### Description of the task
Below are the records. Gather each line that holds "this".
Start of Dataset entries
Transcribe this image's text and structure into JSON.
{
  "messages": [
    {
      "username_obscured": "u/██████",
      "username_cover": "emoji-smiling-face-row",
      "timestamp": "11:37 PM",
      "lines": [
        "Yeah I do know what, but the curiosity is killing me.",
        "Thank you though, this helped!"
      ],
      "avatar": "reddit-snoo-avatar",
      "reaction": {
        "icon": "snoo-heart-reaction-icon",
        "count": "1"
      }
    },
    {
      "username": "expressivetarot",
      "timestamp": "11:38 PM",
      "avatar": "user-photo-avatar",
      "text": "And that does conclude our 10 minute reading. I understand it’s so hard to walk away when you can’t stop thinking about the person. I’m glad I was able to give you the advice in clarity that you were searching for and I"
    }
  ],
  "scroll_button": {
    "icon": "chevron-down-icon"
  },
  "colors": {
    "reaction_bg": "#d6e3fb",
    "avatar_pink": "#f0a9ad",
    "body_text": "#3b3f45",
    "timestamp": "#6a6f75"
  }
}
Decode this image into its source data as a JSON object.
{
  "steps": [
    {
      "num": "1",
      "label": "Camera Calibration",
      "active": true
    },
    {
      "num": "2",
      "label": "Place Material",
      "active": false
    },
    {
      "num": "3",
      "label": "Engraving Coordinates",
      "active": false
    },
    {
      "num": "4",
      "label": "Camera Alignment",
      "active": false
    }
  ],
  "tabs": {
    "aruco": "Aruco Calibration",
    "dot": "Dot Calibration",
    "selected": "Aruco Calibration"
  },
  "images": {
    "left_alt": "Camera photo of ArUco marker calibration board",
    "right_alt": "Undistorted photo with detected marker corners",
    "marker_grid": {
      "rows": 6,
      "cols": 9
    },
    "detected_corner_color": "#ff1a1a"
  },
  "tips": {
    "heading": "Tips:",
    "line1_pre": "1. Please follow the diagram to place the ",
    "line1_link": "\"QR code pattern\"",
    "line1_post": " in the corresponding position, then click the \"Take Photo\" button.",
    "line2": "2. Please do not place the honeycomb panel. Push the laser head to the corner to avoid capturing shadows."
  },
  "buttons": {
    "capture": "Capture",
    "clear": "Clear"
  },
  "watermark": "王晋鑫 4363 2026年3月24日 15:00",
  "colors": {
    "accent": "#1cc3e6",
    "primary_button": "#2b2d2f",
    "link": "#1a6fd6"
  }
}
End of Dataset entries
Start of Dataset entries
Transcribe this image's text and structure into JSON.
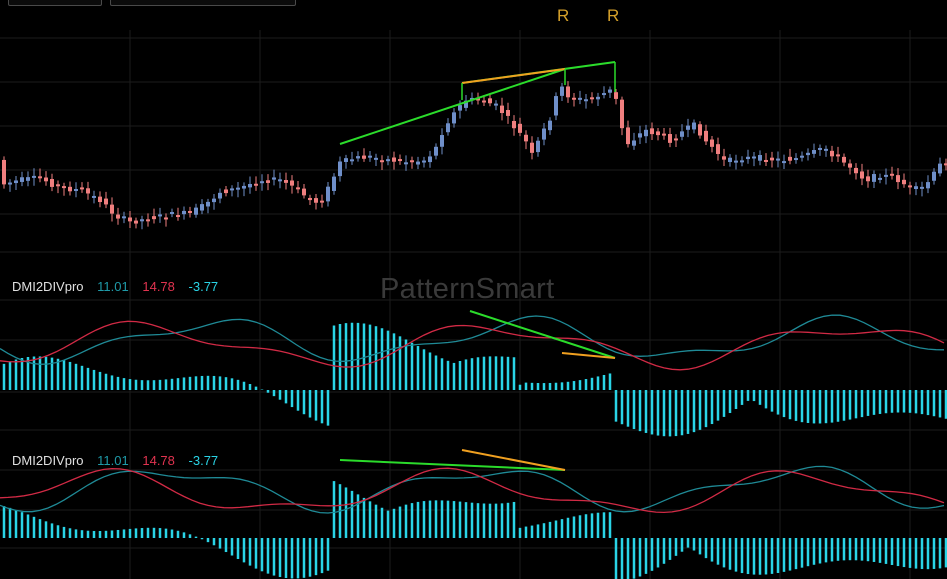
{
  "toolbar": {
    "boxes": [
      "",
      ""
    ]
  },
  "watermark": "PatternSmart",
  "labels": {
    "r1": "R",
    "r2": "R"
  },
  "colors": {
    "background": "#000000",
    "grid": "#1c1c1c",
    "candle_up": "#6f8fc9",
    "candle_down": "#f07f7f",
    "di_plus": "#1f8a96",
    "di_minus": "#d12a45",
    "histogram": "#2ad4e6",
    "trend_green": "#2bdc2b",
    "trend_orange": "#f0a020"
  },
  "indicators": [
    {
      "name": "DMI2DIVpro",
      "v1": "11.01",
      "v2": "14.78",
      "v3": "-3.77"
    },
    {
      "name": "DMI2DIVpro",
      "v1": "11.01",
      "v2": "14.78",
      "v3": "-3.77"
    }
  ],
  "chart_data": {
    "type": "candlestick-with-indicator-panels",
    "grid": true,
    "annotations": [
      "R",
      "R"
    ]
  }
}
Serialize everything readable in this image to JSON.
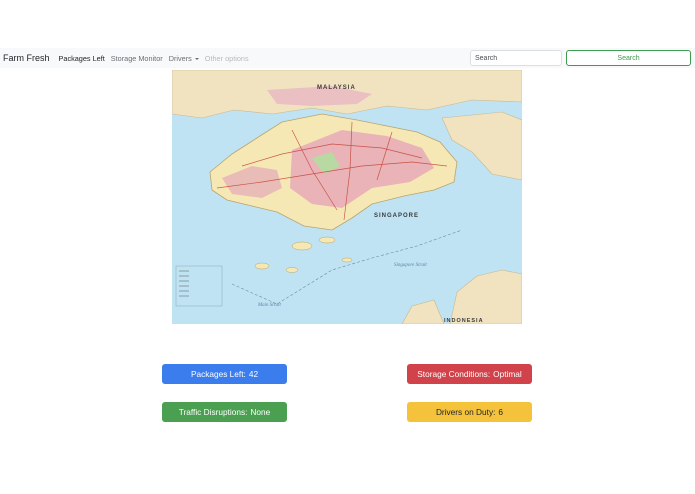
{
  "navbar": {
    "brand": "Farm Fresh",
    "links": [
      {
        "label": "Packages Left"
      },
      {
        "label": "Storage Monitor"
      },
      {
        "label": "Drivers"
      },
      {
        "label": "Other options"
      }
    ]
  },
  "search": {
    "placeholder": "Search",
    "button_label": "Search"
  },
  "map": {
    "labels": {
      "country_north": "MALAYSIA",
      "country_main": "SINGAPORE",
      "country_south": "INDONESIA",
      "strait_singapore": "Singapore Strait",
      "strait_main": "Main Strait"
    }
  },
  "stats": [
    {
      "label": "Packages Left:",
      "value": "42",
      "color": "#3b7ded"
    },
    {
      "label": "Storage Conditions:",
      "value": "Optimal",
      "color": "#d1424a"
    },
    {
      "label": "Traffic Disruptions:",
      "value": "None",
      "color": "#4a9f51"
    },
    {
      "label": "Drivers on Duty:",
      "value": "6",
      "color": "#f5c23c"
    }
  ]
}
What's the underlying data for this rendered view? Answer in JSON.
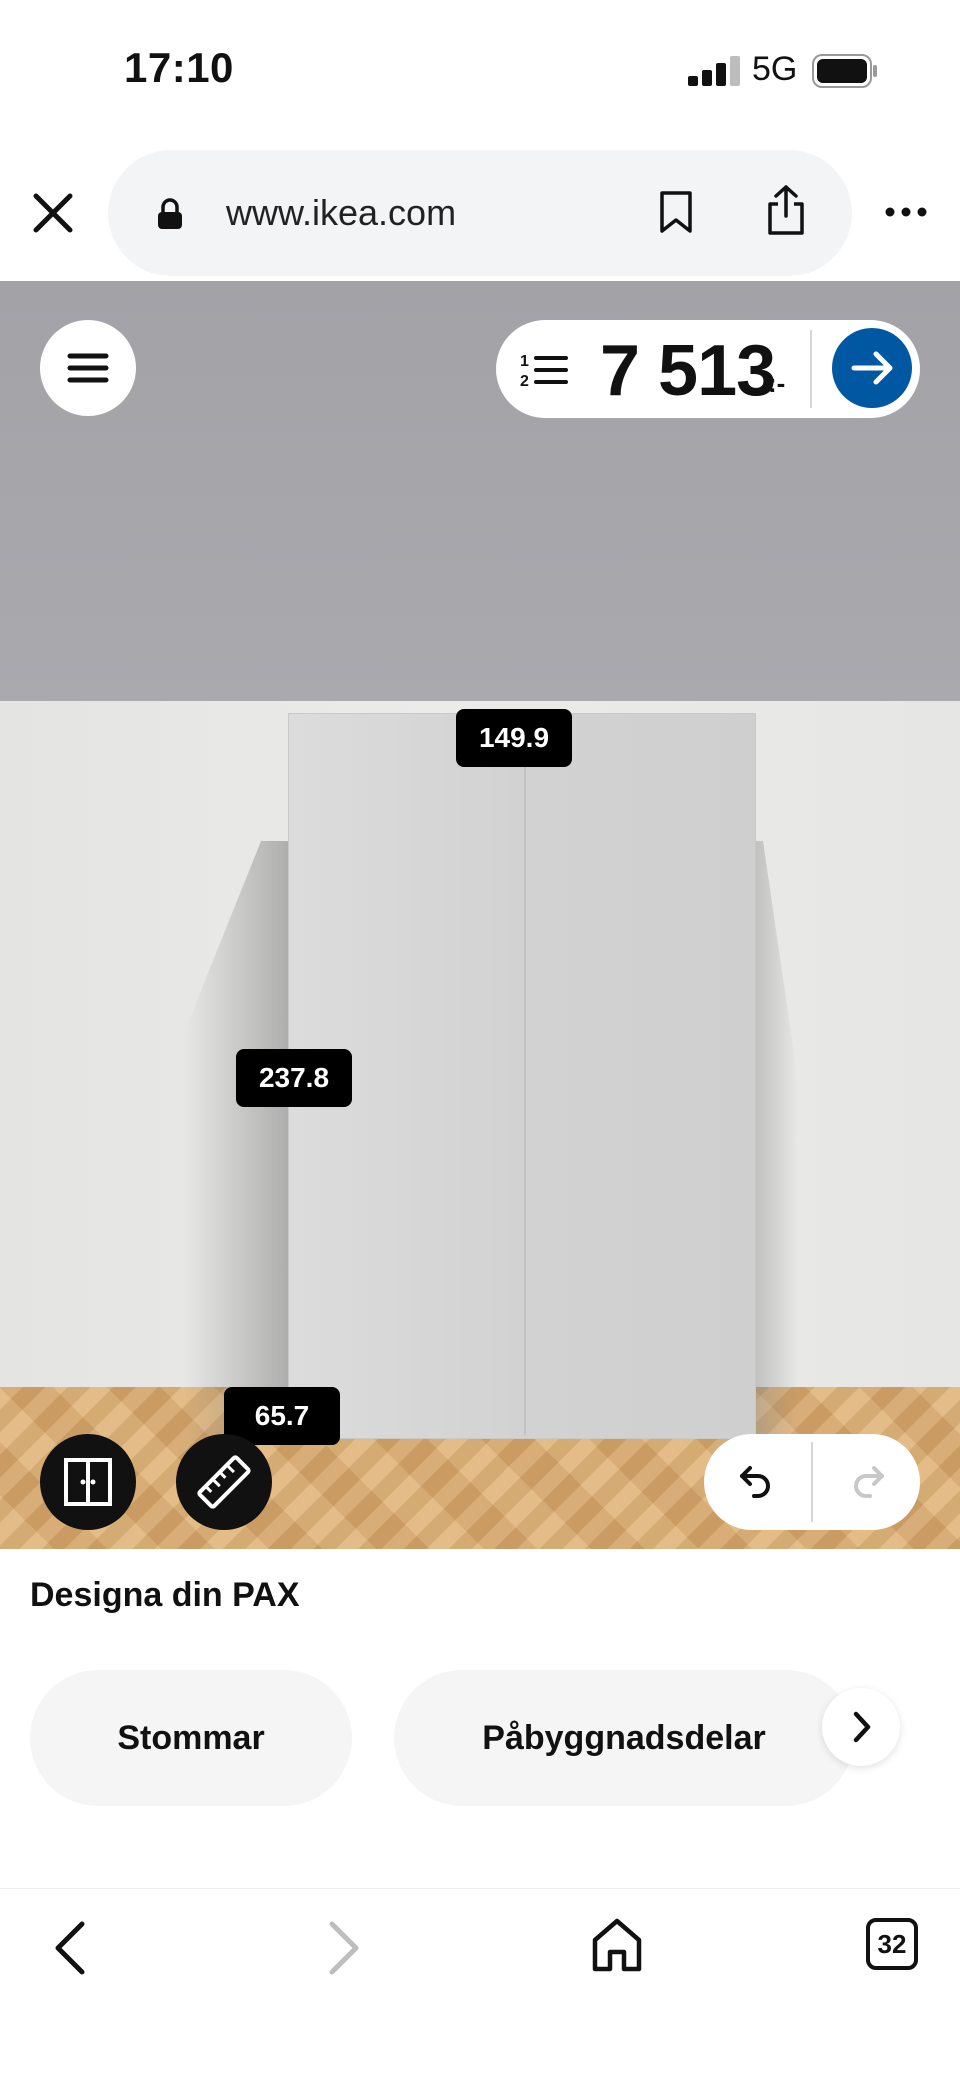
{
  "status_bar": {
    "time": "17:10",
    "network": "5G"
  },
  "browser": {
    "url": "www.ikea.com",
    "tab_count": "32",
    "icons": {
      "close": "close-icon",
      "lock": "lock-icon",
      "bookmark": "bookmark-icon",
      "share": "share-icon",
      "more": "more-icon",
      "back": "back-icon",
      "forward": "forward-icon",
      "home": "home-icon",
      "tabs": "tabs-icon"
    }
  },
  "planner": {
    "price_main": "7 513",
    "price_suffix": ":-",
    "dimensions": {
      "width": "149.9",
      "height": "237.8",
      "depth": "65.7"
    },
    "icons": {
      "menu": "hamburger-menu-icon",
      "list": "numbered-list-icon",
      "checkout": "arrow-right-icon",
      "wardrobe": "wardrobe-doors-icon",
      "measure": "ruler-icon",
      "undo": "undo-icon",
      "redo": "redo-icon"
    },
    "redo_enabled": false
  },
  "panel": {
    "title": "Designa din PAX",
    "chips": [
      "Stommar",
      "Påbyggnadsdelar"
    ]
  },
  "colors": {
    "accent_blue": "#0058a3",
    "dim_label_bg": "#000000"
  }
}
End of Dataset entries
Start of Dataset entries
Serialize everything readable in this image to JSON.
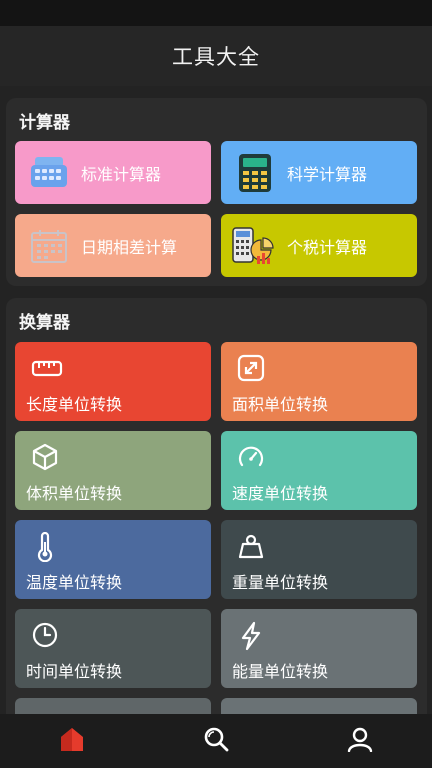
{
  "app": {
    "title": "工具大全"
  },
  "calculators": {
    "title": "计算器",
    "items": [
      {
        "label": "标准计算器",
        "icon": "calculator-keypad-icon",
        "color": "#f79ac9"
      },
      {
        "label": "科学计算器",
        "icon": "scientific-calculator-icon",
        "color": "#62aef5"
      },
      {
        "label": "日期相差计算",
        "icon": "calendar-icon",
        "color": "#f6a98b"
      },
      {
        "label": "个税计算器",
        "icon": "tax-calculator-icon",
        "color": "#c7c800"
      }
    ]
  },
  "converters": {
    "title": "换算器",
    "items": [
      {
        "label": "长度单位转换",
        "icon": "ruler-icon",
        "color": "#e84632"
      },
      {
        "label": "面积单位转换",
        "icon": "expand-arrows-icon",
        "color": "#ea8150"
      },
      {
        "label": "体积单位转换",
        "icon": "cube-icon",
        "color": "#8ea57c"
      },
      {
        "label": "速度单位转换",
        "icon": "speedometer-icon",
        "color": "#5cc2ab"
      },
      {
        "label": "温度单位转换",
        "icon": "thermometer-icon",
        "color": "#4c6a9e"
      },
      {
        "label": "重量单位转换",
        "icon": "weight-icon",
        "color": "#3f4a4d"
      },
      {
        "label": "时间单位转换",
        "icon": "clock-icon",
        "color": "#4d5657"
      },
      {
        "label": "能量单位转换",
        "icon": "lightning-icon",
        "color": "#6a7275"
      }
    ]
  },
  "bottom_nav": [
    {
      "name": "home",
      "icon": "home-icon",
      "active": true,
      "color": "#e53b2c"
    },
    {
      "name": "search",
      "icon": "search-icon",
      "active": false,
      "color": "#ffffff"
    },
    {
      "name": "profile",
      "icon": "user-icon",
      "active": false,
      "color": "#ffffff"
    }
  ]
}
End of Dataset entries
### Response to the exercise
Transcribe this image's text and structure into JSON.
        "Thank you though, this helped!"
Decode this image into its source data as a JSON object.
Transcribe this image's text and structure into JSON.
Serialize everything readable in this image to JSON.
What's the underlying data for this rendered view? Answer in JSON.
Serialize everything readable in this image to JSON.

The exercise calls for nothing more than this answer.